## Input
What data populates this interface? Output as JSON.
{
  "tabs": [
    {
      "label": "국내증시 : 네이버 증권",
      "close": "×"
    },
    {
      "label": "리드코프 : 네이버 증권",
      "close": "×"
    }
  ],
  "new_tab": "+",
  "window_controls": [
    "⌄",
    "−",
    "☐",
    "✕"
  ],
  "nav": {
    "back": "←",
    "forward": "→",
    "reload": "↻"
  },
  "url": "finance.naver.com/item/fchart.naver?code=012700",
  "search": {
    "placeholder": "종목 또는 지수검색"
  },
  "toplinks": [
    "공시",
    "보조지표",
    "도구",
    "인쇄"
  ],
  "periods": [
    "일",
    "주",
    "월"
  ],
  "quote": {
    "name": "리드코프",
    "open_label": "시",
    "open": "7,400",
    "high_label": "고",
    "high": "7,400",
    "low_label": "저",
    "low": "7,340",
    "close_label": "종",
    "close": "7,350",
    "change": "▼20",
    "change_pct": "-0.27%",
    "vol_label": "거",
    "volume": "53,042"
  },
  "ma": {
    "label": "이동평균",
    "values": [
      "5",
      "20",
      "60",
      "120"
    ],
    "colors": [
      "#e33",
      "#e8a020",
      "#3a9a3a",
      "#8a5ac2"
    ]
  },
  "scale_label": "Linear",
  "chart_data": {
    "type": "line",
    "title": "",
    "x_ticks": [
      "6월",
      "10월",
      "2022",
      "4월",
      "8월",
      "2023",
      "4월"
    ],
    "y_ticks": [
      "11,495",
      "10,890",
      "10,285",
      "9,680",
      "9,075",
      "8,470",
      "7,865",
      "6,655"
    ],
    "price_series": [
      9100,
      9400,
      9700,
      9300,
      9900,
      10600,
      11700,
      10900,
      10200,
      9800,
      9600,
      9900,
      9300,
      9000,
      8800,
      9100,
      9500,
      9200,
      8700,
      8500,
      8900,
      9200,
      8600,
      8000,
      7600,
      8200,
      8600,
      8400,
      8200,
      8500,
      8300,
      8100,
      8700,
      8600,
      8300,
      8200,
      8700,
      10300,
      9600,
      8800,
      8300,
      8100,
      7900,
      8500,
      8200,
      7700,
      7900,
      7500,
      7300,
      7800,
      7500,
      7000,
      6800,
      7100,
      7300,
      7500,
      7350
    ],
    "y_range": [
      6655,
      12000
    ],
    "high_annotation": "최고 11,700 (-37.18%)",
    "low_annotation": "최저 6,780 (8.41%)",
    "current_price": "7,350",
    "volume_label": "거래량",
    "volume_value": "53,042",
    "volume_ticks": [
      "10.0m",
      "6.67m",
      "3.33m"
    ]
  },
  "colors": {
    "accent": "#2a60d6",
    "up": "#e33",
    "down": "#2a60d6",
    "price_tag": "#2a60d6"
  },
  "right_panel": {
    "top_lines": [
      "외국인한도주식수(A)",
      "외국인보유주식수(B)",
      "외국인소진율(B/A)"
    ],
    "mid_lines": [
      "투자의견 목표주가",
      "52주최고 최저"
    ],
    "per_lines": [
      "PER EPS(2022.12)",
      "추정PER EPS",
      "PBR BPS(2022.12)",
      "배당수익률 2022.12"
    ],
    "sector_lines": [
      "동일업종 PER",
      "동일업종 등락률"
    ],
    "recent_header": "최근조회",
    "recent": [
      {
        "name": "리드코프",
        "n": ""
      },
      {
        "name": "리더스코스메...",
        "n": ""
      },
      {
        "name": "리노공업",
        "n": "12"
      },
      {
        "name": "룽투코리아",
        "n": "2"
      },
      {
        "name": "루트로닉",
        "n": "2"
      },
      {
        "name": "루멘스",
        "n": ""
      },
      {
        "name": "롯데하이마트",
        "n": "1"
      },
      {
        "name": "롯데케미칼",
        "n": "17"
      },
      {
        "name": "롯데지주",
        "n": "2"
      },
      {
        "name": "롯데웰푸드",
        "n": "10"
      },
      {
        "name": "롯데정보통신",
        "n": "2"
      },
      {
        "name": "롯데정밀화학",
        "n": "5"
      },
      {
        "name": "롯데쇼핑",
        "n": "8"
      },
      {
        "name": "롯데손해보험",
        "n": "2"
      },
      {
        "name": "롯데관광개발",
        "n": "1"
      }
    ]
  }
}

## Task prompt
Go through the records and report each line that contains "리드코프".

## Output below
      "label": "리드코프 : 네이버 증권",
    "name": "리드코프",
        "name": "리드코프",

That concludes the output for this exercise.